      They met on a tennis court after being locked out of the meeting room, and they said they would not disband until a new constitution is complete.
    • Storming of the Bastille
      1789 A.D.
      The king brought Swiss guards to Paris because he did not trust French Soldiers.
      He rumors army to massacre people.
      On July 14th, “Bastille Day,” the 3rd estate stormed the Bastille.
      This was the symbolic act of the beginning of the revolution.
    • The Great Fear
      1789 A.D.
      Rebellion spread to the country sides.
      Some nobles were killed and feudal due papers were burnt.
      On October 12, 1789, 6000 men and women marched to the Palace of Versailles and took the kin and queen to Paris.
      They were angry at the king and queen’s luxurious lifestyles.
    • Declaration of the Rights of Man
      1789 A.D.
      The national Assembly is now in control.
      They took away the privileges of the 1st and 2nd estate and tax exemptions.
      Declarations of the Rights of Man:
      All men are free and equal.
      All men had the right to liberty, property and security.
      All men had the right to vote
      Right to freedom of speech, press, and religion.
    • French Constitution
      1791 A.D.
      King Louis tries to escape from Paris but he is captured and returned back to Paris and he fully loses the support of the people.
      Another French Constitution is made in 1792 A.D.
      France was now a limited Monarchy.
      The legislative assembly would make the law, kings would enforce.
      New Government splits
      Disagreed on pace and the amount of changes in the government
      Radicals, Moderates, and Conservatives.
    • National Convention
      1789 – 1795 A.D.
      France was losing the wars and the citizens were afraid that the nobles would seize power, again.
      1,000 nobles were massacred in the prisons.
      The constitution was set aside, the king deposed, and a new government, called the, ‘National Convention,’ was created.
      France won battles, and stopped advancing armies.
      King Louis XVI killed.
      Radicals were lead by the Jacobin (later named the Committee of Public Safety), and they believed in executing enemies of the revolution.
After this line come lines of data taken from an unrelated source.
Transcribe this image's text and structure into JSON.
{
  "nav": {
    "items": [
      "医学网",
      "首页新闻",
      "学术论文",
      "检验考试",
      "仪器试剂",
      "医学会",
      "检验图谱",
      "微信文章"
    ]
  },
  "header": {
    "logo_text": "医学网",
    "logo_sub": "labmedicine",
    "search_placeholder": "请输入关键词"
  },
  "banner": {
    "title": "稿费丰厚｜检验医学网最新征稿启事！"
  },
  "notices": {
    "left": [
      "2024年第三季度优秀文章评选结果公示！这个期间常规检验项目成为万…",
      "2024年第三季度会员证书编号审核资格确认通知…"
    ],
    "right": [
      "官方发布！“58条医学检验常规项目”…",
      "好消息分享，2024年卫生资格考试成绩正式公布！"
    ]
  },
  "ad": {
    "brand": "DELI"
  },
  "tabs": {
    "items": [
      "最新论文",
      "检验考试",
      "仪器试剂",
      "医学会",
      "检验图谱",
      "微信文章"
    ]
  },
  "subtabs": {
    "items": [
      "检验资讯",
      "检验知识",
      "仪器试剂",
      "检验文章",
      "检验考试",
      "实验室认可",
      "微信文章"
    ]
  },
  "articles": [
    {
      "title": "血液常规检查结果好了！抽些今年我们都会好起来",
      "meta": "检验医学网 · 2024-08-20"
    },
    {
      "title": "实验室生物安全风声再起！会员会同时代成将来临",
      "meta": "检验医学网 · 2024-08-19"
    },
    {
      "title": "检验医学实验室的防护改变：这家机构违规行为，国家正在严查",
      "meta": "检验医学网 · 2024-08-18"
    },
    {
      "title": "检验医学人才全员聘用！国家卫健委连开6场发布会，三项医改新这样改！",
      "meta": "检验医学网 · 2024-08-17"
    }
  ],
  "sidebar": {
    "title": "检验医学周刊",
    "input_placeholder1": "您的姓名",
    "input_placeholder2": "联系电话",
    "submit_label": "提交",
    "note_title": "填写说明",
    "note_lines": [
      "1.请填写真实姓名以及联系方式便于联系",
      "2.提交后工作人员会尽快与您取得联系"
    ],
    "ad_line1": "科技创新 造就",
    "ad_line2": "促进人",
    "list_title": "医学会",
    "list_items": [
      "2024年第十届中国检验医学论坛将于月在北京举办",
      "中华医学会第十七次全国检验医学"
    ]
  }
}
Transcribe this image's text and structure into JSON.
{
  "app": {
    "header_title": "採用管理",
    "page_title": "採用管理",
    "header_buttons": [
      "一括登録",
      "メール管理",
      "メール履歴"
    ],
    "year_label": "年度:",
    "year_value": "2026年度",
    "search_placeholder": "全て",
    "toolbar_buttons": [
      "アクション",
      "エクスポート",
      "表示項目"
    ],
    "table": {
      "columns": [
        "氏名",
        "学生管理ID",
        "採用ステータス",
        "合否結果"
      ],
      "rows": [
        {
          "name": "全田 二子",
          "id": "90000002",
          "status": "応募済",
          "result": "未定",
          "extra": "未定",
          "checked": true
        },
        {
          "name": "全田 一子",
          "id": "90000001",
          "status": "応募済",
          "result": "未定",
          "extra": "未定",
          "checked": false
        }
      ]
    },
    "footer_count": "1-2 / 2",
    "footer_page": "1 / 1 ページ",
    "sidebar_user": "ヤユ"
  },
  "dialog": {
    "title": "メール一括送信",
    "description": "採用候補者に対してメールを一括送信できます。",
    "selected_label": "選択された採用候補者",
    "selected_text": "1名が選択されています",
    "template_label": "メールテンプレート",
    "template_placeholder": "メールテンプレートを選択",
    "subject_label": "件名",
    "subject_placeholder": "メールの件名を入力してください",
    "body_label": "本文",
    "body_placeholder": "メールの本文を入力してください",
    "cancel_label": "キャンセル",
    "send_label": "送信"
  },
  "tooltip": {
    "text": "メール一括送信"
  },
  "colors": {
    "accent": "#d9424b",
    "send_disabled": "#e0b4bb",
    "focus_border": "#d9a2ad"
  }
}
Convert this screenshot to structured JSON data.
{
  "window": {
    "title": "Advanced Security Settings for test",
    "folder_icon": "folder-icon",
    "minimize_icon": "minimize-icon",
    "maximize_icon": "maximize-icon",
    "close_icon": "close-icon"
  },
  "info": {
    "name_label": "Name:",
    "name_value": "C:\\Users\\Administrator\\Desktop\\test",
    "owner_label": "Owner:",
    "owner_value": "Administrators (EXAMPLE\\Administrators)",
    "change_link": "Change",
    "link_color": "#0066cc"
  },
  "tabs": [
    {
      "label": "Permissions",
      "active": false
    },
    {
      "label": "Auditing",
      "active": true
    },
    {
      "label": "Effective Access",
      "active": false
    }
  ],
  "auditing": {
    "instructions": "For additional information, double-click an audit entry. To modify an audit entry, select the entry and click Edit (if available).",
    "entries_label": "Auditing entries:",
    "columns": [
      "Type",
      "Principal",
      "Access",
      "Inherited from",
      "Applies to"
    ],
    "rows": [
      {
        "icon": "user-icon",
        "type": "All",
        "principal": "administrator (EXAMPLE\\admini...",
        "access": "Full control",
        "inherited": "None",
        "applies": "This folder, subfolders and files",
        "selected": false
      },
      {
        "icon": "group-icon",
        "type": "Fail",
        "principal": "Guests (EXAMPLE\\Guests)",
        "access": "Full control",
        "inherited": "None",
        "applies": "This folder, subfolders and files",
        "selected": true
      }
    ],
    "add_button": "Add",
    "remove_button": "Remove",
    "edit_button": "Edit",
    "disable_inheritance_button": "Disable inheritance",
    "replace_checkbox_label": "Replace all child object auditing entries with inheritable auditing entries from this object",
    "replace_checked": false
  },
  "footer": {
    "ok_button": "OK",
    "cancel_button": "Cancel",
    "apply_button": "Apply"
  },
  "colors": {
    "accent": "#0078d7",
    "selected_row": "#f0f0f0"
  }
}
      National convention declared France a republic and abolished the monarchy.
      The king was tried, and found guilty of treason.
    • Robespierre
      1755 – 1794 A.D.
      Robespierre led the Jacobin.
      He wanted to wipe out all traces of France’s nobility and monarchy.
      People changed their names, streets, and cards were changed.
      He decided who were enemies of France.
      5,000 killed in Paris, up to 42,000 in all. (85% were peasants)
      Robespierre’s death symbolizes the end of the reign of terror.
    • Napoleon
      1769 – 1821 A.D.
      He was 5’3”.
      He emerged as a general and saves France from the invasion of Austria and Prussia.
      He protected the National Convention.
      He lost to the British in Egypt, but kept defeat out of the press.
      Napoleon seized power on November 9, 1799.
      The 4th constitution was written to give all power to Napoleon.
    • Napoleon
      1769 – 1821 A.D.
      Napoleon Reforms
      He reformed the tax collection, established a national bank, fired the corrupt government officials, and created government run schools.
      He created a uniform set of laws (Napoleonic Code)
      He declares himself emperor in 1804.
      He had the empire, loses it, come back, loses it again, and dies in 1821.
    • THE END